I say I'm going to vaccuum the floor. So I'm just as bad, as I manage to use it as a verb (sorry OP, must make your blood boil!)

And text for past tense winds me up, too Clary. Ugh. It will be the text message that spells the end to English as we know it. Pretty soon we will all be keeping our beans in the kitchen cubads...

thumbscrewwitch Fri 30-Oct-09 19:27:58

ooh I hate text spellings. Grrr.

However, I am guilty of both hoovering and vacuuming the floor with my Miele; and have always called sellotape "sellotape", and biros "biros".
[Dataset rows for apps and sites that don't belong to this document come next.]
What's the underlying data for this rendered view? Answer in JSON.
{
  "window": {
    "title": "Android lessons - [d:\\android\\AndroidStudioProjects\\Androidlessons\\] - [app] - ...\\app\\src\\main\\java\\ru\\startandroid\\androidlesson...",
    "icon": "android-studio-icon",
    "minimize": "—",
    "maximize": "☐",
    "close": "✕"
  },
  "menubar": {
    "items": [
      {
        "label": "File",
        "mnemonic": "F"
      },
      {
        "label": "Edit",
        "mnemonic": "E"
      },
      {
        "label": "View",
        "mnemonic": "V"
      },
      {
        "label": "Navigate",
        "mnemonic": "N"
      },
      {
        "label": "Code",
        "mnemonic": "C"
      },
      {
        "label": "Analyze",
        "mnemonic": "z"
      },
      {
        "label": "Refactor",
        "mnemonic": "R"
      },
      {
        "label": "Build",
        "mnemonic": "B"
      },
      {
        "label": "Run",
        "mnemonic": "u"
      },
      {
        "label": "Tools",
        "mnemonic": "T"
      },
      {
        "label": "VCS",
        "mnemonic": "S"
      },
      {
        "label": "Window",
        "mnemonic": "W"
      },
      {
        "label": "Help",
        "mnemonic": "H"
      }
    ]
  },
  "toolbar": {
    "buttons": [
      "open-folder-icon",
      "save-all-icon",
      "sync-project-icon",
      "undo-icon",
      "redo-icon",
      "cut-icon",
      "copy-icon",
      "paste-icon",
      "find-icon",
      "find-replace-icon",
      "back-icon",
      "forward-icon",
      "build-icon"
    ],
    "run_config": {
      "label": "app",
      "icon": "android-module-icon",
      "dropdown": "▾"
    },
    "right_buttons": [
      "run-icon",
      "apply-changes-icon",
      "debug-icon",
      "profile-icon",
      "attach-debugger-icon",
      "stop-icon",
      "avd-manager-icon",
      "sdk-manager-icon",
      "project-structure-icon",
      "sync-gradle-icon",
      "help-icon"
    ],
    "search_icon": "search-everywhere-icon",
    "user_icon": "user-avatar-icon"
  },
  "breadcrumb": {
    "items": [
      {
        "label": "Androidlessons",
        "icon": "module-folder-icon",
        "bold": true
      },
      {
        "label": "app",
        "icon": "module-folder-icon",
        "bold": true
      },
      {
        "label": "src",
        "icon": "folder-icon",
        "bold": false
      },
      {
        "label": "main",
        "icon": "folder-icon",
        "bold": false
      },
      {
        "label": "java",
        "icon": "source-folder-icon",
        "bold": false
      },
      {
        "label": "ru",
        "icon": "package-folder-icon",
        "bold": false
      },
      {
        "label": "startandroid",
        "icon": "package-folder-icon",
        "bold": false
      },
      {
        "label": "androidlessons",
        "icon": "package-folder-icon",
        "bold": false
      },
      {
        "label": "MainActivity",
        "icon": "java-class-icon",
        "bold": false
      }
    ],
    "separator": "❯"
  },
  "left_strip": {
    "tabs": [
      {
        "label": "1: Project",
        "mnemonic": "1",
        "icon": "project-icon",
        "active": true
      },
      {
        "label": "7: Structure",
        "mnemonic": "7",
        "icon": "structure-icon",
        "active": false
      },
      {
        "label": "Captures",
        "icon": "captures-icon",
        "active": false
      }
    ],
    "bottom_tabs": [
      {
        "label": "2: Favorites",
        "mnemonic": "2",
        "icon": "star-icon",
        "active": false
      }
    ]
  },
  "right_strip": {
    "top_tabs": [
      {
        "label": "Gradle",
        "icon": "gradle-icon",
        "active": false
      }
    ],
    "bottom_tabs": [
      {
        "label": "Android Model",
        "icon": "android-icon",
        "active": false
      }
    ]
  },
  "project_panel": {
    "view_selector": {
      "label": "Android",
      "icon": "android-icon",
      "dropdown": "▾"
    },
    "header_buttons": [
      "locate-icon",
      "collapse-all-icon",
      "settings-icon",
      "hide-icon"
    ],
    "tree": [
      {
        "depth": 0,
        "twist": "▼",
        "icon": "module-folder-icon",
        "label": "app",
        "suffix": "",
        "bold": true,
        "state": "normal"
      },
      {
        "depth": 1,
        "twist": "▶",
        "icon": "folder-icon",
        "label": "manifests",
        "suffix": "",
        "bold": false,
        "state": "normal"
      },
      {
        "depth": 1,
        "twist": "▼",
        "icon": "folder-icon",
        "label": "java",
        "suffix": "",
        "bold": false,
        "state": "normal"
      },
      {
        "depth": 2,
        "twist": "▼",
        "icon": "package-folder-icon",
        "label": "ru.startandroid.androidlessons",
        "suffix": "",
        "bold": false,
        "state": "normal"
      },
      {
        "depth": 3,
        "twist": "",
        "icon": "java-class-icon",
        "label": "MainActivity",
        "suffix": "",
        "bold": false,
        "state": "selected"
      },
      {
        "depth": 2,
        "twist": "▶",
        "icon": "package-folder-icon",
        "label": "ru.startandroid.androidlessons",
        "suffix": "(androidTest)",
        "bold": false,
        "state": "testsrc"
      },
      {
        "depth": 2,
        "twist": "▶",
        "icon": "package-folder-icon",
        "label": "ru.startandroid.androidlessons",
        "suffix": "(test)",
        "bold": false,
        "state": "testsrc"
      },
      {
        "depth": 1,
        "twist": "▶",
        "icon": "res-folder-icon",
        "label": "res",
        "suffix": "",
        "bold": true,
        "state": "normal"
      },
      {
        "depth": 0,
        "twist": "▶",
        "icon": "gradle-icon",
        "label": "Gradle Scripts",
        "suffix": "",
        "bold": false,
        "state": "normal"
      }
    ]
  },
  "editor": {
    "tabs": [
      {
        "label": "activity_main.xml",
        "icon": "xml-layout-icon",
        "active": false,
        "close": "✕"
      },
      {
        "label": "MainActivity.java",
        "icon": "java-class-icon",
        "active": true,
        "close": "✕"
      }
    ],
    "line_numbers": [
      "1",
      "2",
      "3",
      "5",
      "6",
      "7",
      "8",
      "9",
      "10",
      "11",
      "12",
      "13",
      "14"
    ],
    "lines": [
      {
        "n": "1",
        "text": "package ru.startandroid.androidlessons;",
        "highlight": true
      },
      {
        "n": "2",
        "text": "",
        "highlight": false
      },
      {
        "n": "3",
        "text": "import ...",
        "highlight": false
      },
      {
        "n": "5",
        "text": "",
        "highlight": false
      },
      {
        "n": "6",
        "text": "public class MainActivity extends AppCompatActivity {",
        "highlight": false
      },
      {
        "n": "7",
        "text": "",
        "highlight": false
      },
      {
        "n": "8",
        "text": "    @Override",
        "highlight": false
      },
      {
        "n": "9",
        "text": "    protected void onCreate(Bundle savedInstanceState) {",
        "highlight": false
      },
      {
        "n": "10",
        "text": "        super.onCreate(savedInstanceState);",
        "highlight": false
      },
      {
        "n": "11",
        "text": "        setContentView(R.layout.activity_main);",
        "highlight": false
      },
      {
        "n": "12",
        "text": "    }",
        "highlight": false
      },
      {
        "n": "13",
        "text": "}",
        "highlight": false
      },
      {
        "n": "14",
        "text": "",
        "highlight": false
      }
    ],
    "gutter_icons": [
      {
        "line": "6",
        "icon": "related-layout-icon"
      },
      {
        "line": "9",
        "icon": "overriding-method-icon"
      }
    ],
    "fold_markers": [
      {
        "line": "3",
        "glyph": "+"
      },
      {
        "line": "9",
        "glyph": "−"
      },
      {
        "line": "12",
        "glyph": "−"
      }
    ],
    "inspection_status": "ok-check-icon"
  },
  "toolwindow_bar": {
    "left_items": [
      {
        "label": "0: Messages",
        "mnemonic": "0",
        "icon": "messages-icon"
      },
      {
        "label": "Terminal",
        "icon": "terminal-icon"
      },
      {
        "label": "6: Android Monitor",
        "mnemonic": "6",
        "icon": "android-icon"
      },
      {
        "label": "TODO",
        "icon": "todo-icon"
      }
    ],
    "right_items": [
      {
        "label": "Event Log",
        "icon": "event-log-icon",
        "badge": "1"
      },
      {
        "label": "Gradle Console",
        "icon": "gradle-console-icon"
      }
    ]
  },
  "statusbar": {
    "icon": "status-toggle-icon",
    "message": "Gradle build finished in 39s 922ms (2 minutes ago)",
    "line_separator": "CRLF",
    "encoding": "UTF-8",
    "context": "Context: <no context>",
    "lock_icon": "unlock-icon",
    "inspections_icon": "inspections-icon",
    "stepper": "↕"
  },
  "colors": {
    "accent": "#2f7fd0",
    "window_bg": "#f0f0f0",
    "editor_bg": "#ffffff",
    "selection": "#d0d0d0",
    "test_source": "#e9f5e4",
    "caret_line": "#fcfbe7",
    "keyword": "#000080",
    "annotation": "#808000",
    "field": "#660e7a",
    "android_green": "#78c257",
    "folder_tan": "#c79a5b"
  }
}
Hoover has definitely entered the language as a word (both noun and verb) in its own right - otherwise when one talks about "people hoovering up all the starters at a function" (for example), others would be imagining them using a vacuum cleaner, rather than just scoffing the starters very fast.

Shakespearean English must have been very interesting, since he is reputed to have introduced many new words into the language. Probably lots of people at his plays then (as now?) sat there in wonderment at what the hell he was on about... grin

thumbscrewwitch Fri 30-Oct-09 19:29:09

Before anyone else says it for me, yes I KNOW the grammar in that last section was abysmal. blush

Join the discussion

Registering is free, easy, and means you can join in the discussion, watch threads, get discounts, win prizes and lots more.

Register now »

Already registered? Log in with: